Technical Paper

Development and Validation of a Cu-Zeolite SCR Catalyst Model

A one-dimensional numerical model for a Cu-zeolite SCR catalyst has been developed. The model is based on kinetics developed from laboratory microreactor data for the various NH₃-NOX reactions, as well as for NH₃ oxidation. The kinetic scheme used is discussed and evidence for it presented. The model is capable of predicting the conversion of NO and NO₂, NH₃ slip and the formation of N₂O, as well as effects associated with NH₃ storage and desorption. To obtain a good prediction of catalyst temperature during cold start tests, it was found necessary to include storage and desorption of H₂O in the model; storage of H₂O is associated with a sizable exotherm and the subsequent desorption of this water produces a correspondingly large endotherm.
Technical Paper

After-Treatment Systems to Meet China NS VI, India BS VI Regulation Limits

Future emissions regulations proposed for the Asian automotive industry (BS VI regulations for India and NS VI regulations for China) are strict and similar to EU VI regulations. As a result, they will require both advanced NOx control as well as advanced Particulate Matter (PM) control. This will drive implementation of full Catalyzed Diesel Particulate Filter (cDPF) and simultaneous NOx control using Selective Catalytic Reduction (SCR) technologies.

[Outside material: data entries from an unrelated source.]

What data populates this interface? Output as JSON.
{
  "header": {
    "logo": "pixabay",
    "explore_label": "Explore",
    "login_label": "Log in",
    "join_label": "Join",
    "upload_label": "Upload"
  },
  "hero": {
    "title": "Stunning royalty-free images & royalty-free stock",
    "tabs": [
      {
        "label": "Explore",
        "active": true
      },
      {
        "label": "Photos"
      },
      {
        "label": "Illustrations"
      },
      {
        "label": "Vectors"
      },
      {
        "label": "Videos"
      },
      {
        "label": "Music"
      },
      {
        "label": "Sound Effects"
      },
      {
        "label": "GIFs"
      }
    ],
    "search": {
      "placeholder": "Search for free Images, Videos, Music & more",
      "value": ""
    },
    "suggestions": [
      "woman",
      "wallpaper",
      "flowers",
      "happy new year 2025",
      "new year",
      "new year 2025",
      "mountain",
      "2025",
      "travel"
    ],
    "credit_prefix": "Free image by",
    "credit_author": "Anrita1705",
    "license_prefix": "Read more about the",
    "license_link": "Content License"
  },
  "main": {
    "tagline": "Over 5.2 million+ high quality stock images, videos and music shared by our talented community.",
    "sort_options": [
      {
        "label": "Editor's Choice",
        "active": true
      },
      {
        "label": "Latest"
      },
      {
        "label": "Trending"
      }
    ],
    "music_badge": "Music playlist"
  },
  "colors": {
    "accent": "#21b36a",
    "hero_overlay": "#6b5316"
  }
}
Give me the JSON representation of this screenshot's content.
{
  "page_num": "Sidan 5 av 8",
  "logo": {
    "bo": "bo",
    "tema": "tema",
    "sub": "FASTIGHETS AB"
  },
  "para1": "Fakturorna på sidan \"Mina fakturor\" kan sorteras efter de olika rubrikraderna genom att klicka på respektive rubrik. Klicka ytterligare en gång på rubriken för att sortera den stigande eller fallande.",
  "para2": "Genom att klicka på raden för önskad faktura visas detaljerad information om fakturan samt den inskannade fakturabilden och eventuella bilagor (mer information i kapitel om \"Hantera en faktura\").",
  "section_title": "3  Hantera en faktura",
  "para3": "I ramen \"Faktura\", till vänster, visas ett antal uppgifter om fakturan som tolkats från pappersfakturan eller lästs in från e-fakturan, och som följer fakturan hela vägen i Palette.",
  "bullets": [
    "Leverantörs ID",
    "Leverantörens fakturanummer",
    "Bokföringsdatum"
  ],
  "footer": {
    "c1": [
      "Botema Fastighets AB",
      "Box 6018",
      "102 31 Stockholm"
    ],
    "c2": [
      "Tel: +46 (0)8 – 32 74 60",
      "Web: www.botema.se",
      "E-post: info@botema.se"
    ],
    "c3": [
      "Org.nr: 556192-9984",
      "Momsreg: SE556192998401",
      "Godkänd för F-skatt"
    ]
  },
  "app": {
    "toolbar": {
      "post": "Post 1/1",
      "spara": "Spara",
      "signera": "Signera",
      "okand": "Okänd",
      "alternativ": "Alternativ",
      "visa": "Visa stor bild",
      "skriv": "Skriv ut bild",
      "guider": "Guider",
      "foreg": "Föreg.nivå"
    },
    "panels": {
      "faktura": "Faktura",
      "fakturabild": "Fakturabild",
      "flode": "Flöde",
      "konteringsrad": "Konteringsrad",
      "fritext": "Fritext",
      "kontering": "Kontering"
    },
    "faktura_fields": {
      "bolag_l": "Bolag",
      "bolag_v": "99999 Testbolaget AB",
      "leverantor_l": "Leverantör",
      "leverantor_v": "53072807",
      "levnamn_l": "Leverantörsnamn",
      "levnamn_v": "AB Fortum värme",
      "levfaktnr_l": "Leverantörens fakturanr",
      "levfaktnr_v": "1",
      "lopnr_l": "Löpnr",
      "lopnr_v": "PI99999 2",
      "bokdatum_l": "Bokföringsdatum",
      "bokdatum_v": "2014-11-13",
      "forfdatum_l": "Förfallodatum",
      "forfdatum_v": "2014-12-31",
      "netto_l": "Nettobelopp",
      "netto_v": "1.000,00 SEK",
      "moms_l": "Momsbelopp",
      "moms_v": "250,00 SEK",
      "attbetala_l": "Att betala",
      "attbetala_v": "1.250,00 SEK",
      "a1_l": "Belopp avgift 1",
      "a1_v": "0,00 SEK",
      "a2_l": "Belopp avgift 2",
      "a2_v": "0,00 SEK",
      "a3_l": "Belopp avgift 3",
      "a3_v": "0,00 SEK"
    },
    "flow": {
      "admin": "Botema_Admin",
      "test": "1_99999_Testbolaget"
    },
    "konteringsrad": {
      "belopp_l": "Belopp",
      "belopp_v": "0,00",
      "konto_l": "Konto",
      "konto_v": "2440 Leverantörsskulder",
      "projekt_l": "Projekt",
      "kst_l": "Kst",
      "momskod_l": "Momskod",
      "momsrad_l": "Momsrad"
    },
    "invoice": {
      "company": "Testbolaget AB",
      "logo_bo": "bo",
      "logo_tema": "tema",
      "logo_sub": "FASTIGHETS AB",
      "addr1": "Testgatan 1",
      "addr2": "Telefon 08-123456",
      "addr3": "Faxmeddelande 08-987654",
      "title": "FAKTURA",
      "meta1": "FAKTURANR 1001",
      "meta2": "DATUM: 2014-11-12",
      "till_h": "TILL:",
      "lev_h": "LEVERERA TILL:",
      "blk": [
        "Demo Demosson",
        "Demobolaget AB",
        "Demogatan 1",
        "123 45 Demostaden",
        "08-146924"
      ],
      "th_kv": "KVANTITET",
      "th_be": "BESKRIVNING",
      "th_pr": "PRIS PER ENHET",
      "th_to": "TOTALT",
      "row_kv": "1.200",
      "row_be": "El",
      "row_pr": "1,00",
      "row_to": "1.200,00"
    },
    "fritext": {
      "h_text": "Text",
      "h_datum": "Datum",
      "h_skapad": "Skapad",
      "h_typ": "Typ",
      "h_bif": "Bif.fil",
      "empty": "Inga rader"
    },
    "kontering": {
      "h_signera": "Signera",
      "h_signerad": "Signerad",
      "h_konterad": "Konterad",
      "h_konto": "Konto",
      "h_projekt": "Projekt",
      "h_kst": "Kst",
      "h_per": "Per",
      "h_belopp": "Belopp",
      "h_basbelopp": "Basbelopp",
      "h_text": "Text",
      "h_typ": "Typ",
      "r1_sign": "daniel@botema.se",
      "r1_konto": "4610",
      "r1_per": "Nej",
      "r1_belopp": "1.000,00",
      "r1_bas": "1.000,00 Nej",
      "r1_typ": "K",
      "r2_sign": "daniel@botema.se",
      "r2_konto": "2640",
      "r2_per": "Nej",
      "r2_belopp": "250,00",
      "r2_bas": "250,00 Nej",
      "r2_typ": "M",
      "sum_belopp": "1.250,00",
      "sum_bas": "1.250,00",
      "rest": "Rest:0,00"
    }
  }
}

In this work, we present the performance of various Diesel Oxidation Catalyst (DOC), cDPF, SCR and Ammonia slip catalyst (ASC) systems utilizing the World Harmonized Transient Cycle (WHTC). Aftertreatment Systems (ATS) required for both active and passive filter regeneration applications will be discussed. The sensitivity of key design parameters like catalyst technology, PGM loading, catalyst sizing to meet the regulation limits has been investigated.